Web page and app entries
++++
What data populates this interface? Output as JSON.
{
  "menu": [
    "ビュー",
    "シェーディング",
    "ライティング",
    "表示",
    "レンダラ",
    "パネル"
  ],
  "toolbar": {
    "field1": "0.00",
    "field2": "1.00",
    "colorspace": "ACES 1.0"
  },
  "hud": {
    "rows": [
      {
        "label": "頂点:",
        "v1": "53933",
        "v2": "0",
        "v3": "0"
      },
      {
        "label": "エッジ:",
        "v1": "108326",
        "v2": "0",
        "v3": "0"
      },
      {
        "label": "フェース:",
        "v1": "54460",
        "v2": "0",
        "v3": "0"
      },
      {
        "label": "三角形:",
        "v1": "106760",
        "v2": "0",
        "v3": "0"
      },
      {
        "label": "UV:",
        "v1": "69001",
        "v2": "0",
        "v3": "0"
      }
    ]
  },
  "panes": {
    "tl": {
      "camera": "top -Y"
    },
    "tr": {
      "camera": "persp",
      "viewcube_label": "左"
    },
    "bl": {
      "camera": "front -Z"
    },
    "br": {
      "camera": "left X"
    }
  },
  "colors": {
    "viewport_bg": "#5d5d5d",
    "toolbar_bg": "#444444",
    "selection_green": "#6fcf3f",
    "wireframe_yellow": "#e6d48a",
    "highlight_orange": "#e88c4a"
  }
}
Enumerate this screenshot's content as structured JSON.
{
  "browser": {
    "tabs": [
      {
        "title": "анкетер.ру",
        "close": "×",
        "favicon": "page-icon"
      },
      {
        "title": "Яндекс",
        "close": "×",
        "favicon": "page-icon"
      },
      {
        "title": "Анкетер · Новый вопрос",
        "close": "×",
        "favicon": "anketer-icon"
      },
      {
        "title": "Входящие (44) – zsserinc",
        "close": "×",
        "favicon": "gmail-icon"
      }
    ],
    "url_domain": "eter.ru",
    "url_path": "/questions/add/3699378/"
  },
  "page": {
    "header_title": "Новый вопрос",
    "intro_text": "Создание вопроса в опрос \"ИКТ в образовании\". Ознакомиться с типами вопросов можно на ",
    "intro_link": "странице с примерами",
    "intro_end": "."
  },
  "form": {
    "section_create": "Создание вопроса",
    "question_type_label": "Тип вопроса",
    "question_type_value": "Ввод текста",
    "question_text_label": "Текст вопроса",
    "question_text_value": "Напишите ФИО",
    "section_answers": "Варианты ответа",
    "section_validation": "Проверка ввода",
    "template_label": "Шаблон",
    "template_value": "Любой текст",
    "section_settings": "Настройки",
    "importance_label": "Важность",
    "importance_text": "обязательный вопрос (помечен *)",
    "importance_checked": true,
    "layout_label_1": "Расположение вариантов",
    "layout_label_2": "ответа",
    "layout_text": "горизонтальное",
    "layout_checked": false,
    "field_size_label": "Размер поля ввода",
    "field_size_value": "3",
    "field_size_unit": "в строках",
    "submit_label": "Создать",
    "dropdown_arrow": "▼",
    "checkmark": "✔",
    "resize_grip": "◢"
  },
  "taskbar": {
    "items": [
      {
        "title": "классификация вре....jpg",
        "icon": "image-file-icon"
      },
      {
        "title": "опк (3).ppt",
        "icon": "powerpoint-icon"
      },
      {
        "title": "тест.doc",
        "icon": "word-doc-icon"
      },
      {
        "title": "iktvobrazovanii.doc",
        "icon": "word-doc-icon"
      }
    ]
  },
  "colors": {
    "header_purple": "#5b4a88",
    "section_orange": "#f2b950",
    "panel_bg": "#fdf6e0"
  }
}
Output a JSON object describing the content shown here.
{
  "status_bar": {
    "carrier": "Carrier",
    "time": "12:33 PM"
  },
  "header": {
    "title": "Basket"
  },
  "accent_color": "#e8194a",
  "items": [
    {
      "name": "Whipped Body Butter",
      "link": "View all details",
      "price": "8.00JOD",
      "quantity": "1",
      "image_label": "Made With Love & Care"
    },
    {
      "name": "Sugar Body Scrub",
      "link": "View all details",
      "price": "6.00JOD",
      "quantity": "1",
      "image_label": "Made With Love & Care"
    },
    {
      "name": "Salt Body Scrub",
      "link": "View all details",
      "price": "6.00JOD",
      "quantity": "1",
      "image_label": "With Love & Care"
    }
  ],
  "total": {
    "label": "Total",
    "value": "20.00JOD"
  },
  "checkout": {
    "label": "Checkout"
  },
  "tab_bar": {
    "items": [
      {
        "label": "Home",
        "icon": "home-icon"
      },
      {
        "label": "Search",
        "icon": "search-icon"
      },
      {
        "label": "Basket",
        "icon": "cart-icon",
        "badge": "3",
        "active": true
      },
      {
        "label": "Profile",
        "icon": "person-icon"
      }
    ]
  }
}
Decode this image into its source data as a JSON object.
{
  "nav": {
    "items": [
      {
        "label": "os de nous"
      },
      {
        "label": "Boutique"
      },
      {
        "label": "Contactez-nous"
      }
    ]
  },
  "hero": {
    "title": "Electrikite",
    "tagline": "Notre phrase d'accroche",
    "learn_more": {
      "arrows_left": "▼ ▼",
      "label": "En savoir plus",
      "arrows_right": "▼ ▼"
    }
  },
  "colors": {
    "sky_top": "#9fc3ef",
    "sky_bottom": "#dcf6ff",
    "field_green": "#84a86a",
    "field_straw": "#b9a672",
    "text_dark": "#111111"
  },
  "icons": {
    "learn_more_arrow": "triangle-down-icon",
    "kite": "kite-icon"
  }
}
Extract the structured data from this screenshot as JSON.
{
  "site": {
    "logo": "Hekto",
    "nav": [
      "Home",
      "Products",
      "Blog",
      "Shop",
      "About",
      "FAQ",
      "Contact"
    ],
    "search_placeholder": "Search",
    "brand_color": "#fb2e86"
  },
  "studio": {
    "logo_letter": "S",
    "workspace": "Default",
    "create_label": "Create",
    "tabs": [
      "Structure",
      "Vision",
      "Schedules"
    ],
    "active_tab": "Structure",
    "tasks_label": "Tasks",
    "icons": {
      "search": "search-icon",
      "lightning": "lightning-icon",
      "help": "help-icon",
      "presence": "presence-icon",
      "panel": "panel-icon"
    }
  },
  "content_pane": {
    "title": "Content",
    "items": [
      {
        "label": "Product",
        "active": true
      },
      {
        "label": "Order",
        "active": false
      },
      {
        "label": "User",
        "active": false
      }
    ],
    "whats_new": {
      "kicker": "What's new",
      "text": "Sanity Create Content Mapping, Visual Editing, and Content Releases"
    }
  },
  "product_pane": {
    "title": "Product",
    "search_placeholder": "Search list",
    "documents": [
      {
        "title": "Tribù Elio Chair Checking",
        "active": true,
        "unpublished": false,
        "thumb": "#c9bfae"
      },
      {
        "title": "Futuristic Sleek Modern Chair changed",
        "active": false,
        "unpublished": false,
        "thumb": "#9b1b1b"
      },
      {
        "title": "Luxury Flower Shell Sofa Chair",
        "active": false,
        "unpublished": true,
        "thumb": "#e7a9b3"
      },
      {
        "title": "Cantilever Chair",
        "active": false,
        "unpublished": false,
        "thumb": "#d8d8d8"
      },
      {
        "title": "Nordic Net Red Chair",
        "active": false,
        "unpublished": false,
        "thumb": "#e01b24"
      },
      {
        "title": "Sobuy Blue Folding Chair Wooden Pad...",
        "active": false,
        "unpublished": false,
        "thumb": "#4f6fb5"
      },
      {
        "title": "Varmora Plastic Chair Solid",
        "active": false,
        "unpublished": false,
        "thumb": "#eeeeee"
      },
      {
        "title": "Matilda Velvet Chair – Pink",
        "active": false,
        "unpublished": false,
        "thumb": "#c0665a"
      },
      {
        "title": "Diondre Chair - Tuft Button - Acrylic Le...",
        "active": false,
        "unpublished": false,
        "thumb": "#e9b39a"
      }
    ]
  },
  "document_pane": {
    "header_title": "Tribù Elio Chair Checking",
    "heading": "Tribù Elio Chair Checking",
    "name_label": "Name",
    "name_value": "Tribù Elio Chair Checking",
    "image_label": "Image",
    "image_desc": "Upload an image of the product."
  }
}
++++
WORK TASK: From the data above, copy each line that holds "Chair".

YOUR SOLUTION:
        "title": "Tribù Elio Chair Checking",
        "title": "Futuristic Sleek Modern Chair changed",
        "title": "Luxury Flower Shell Sofa Chair",
        "title": "Cantilever Chair",
        "title": "Nordic Net Red Chair",
        "title": "Sobuy Blue Folding Chair Wooden Pad...",
        "title": "Varmora Plastic Chair Solid",
        "title": "Matilda Velvet Chair – Pink",
        "title": "Diondre Chair - Tuft Button - Acrylic Le...",
    "header_title": "Tribù Elio Chair Checking",
    "heading": "Tribù Elio Chair Checking",
    "name_value": "Tribù Elio Chair Checking",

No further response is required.